TASK:
The only thing to send back is the number of lines below that hold the string "flip".

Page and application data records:
------------------------------------------------

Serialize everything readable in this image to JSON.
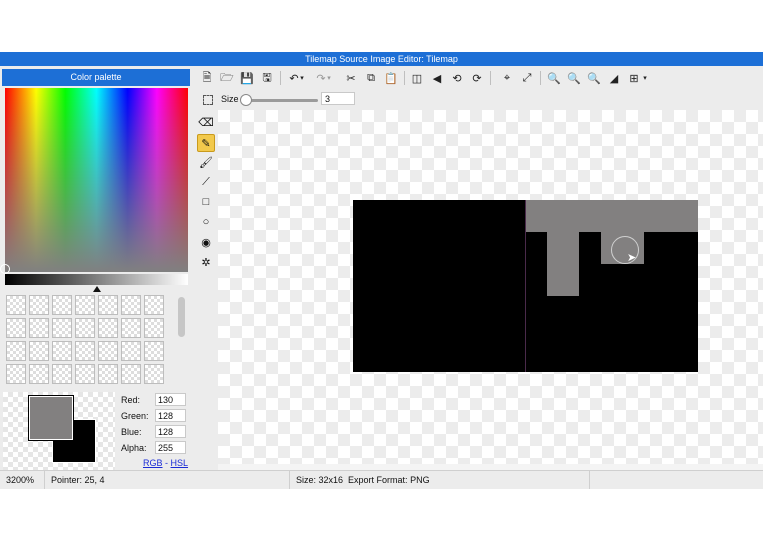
{
  "window": {
    "title": "Tilemap Source Image Editor: Tilemap",
    "title_bar_color": "#1d6fd6"
  },
  "color_palette": {
    "header": "Color palette",
    "primary_color": "#828080",
    "secondary_color": "#000000",
    "fields": [
      {
        "label": "Red:",
        "value": "130"
      },
      {
        "label": "Green:",
        "value": "128"
      },
      {
        "label": "Blue:",
        "value": "128"
      },
      {
        "label": "Alpha:",
        "value": "255"
      }
    ],
    "mode_rgb": "RGB",
    "mode_sep": " - ",
    "mode_hsl": "HSL"
  },
  "toolbar": {
    "icons": [
      "new-file-icon",
      "open-folder-icon",
      "save-icon",
      "save-as-icon",
      "undo-icon",
      "undo-dropdown-icon",
      "redo-icon",
      "redo-dropdown-icon",
      "cut-icon",
      "copy-icon",
      "paste-icon",
      "flip-horizontal-icon",
      "flip-vertical-icon",
      "rotate-left-icon",
      "rotate-right-icon",
      "crop-icon",
      "resize-icon",
      "zoom-in-icon",
      "zoom-out-icon",
      "zoom-reset-icon",
      "toggle-background-icon",
      "grid-icon",
      "grid-dropdown-icon"
    ]
  },
  "options": {
    "size_label": "Size",
    "size_value": "3",
    "size_slider_fraction": 0.03
  },
  "tools": {
    "items": [
      "eraser",
      "pencil",
      "brush",
      "line",
      "rectangle",
      "ellipse",
      "fill-bucket",
      "color-picker"
    ],
    "active": "pencil"
  },
  "canvas": {
    "image_color": "#000000",
    "draw_color": "#828080"
  },
  "status": {
    "zoom": "3200%",
    "pointer": "Pointer: 25, 4",
    "size": "Size: 32x16",
    "export_format": "Export Format: PNG"
  }
}
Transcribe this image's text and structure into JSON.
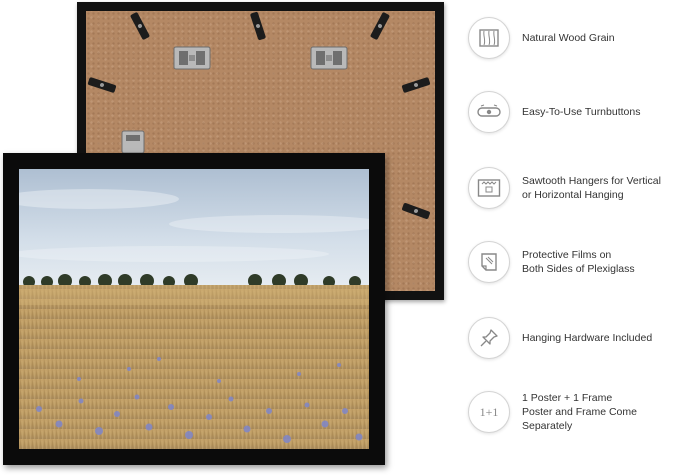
{
  "features": [
    {
      "icon": "wood-grain-icon",
      "lines": [
        "Natural Wood Grain"
      ]
    },
    {
      "icon": "turnbutton-icon",
      "lines": [
        "Easy-To-Use Turnbuttons"
      ]
    },
    {
      "icon": "sawtooth-hanger-icon",
      "lines": [
        "Sawtooth Hangers for Vertical",
        "or Horizontal Hanging"
      ]
    },
    {
      "icon": "protective-film-icon",
      "lines": [
        "Protective Films on",
        "Both Sides of Plexiglass"
      ]
    },
    {
      "icon": "pushpin-icon",
      "lines": [
        "Hanging Hardware Included"
      ]
    },
    {
      "icon": "one-plus-one-icon",
      "icon_text": "1+1",
      "lines": [
        "1 Poster + 1 Frame",
        "Poster and Frame Come Separately"
      ]
    }
  ],
  "colors": {
    "frame": "#0b0b0b",
    "backing": "#b48864",
    "sky": "#c9d9e8",
    "wheat": "#bf9d62",
    "cornflower": "#7f86c9"
  }
}
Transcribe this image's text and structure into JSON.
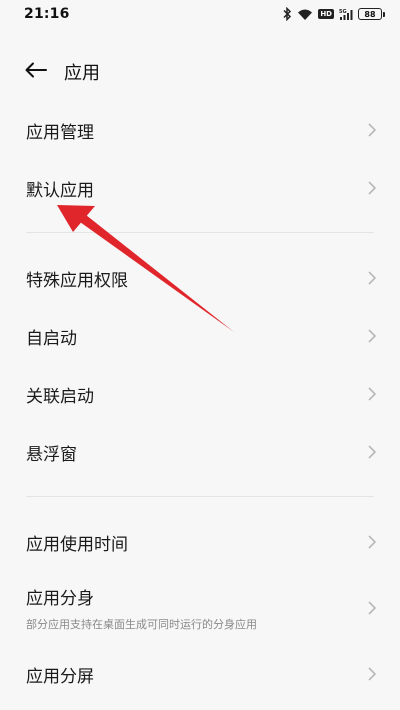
{
  "status_bar": {
    "time": "21:16",
    "network_badge": "HD",
    "signal_label": "5G",
    "battery": "88"
  },
  "header": {
    "title": "应用",
    "back_icon": "arrow-left-icon"
  },
  "menu": {
    "items": [
      {
        "label": "应用管理"
      },
      {
        "label": "默认应用"
      },
      {
        "label": "特殊应用权限"
      },
      {
        "label": "自启动"
      },
      {
        "label": "关联启动"
      },
      {
        "label": "悬浮窗"
      },
      {
        "label": "应用使用时间"
      },
      {
        "label": "应用分身",
        "subtitle": "部分应用支持在桌面生成可同时运行的分身应用"
      },
      {
        "label": "应用分屏"
      }
    ]
  },
  "colors": {
    "background": "#f7f7f7",
    "chevron": "#b8b8b8",
    "annotation_arrow": "#e0262b"
  }
}
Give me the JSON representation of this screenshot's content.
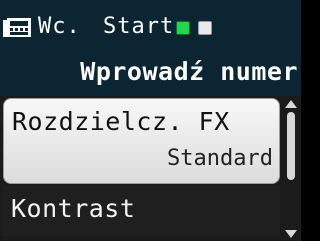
{
  "header": {
    "fax_icon": "fax-machine-icon",
    "mode_label": "Wc.",
    "start_label": "Start",
    "status_led_colors": [
      "#21d64a",
      "#eaeaea"
    ],
    "prompt": "Wprowadź numer"
  },
  "menu": {
    "items": [
      {
        "label": "Rozdzielcz. FX",
        "value": "Standard",
        "selected": true
      },
      {
        "label": "Kontrast"
      }
    ]
  },
  "scrollbar": {
    "up_icon": "scroll-up-arrow-icon",
    "down_icon": "scroll-down-arrow-icon"
  }
}
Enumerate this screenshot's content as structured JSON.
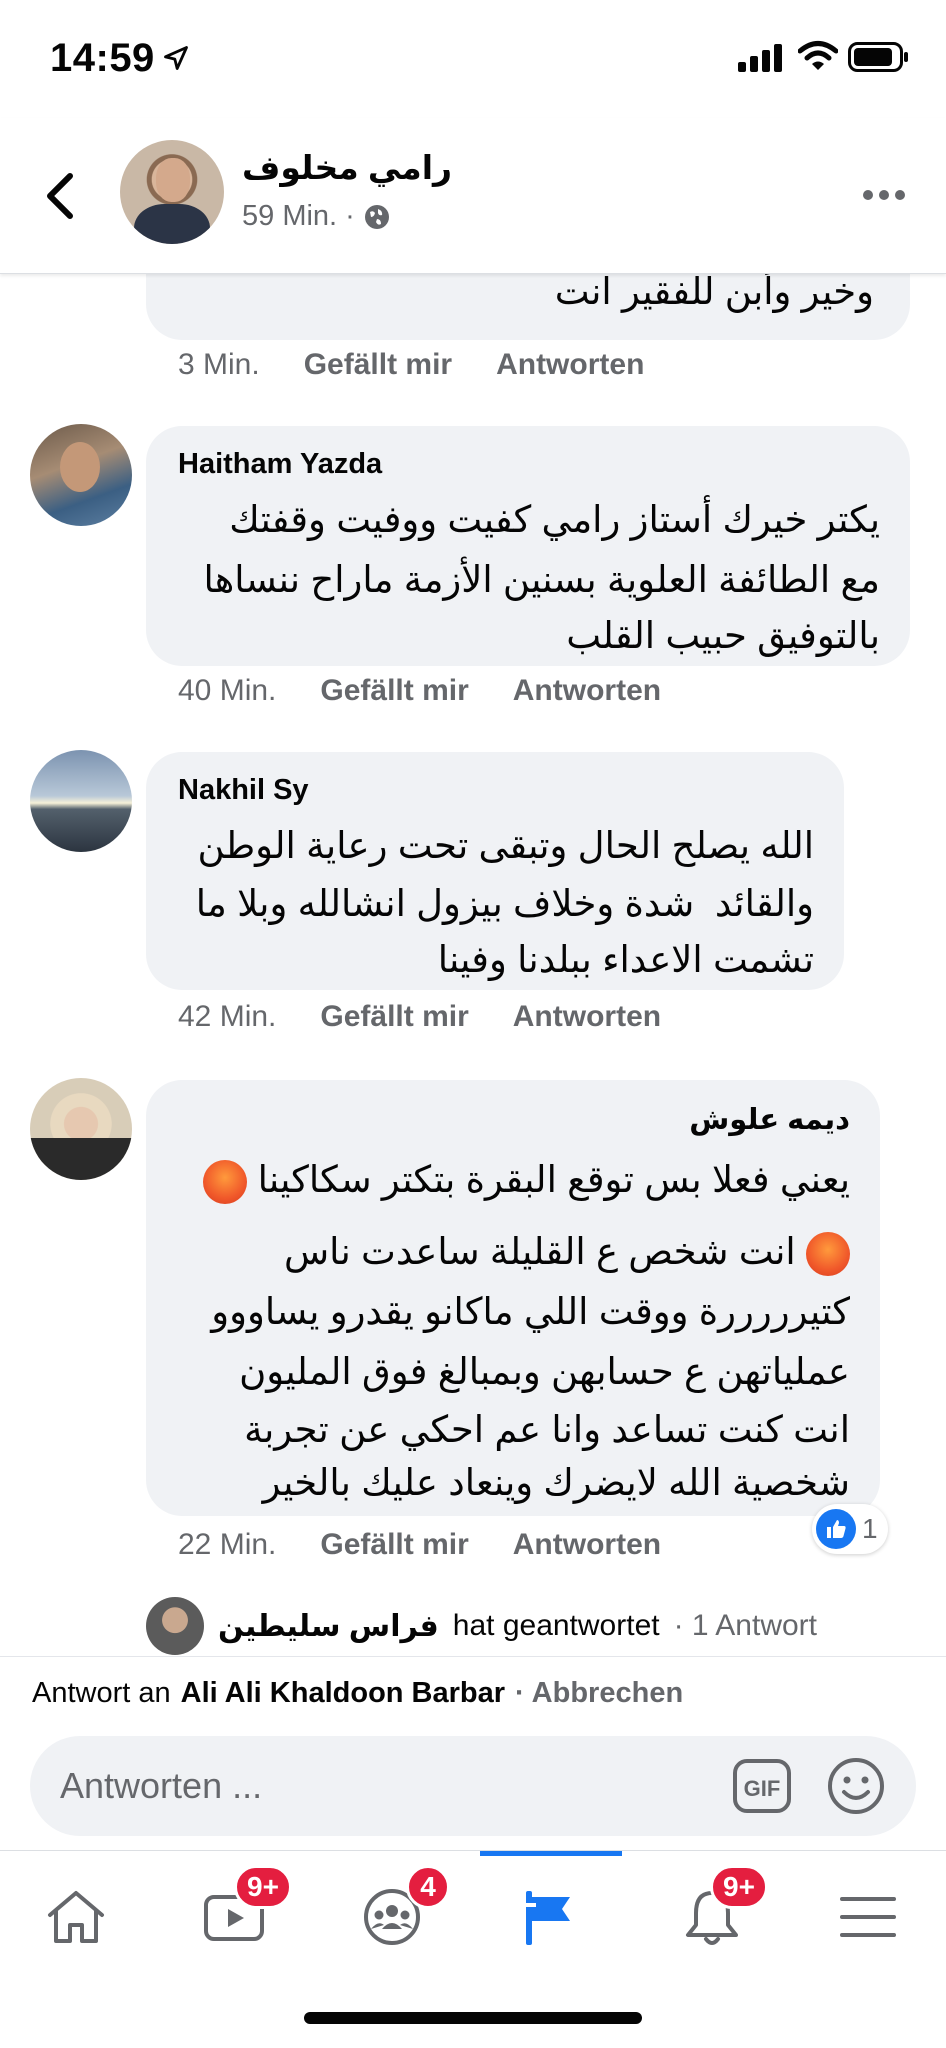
{
  "status_bar": {
    "time": "14:59"
  },
  "header": {
    "name": "رامي مخلوف",
    "time": "59 Min.",
    "separator": "·"
  },
  "comments": [
    {
      "author": "",
      "lines": [
        "وخير وأبن للفقير انت"
      ],
      "time": "3 Min.",
      "like_label": "Gefällt mir",
      "reply_label": "Antworten"
    },
    {
      "author": "Haitham Yazda",
      "lines": [
        "يكتر خيرك أستاز رامي كفيت ووفيت وقفتك",
        "مع الطائفة العلوية بسنين الأزمة ماراح ننساها",
        "بالتوفيق حبيب القلب"
      ],
      "time": "40 Min.",
      "like_label": "Gefällt mir",
      "reply_label": "Antworten"
    },
    {
      "author": "Nakhil Sy",
      "lines": [
        "الله يصلح الحال وتبقى تحت رعاية الوطن",
        "والقائد  شدة وخلاف بيزول انشالله وبلا ما",
        "تشمت الاعداء ببلدنا وفينا"
      ],
      "time": "42 Min.",
      "like_label": "Gefällt mir",
      "reply_label": "Antworten"
    },
    {
      "author": "ديمه علوش",
      "lines": [
        "يعني فعلا بس توقع البقرة بتكتر سكاكينا",
        "انت شخص ع القليلة ساعدت ناس",
        "كتيرررررة ووقت اللي ماكانو يقدرو يساووو",
        "عملياتهن ع حسابهن وبمبالغ فوق المليون",
        "انت كنت تساعد وانا عم احكي عن تجربة",
        "شخصية الله لايضرك وينعاد عليك بالخير"
      ],
      "time": "22 Min.",
      "like_label": "Gefällt mir",
      "reply_label": "Antworten",
      "reaction_count": "1"
    }
  ],
  "reply_row": {
    "name": "فراس سليطين",
    "text": "hat geantwortet",
    "count": "· 1 Antwort"
  },
  "reply_banner": {
    "prefix": "Antwort an",
    "target": "Ali Ali Khaldoon Barbar",
    "cancel": "· Abbrechen"
  },
  "composer": {
    "placeholder": "Antworten ...",
    "gif_label": "GIF"
  },
  "nav": {
    "video_badge": "9+",
    "groups_badge": "4",
    "notifications_badge": "9+"
  },
  "colors": {
    "accent": "#1877f2",
    "badge": "#e41e3f",
    "bubble": "#f0f2f5",
    "secondary_text": "#65676b"
  }
}
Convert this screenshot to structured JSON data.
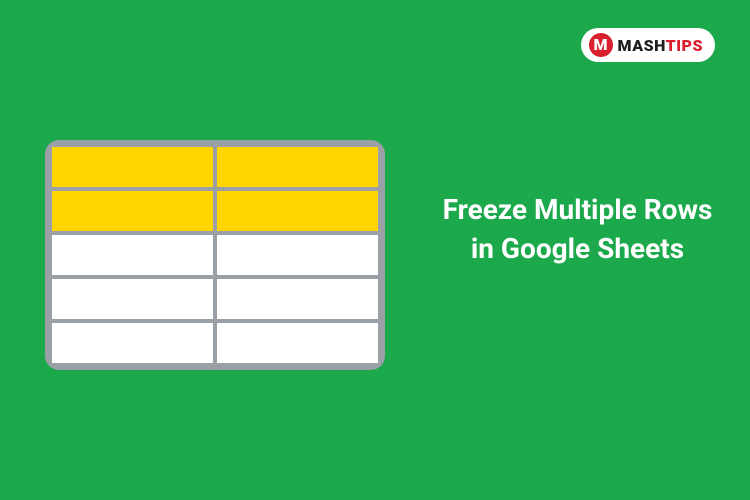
{
  "logo": {
    "mark_letter": "M",
    "brand_prefix": "MASH",
    "brand_suffix": "TIPS"
  },
  "title_text": "Freeze Multiple Rows in Google Sheets",
  "sheet": {
    "rows": 5,
    "cols": 2,
    "frozen_rows": 2
  },
  "colors": {
    "background": "#1ba94c",
    "frozen_cell": "#ffd600",
    "normal_cell": "#ffffff",
    "sheet_border": "#9aa0a6",
    "accent": "#d91e2e"
  }
}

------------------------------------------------

RESPONSE FOR THIS EXERCISE:
2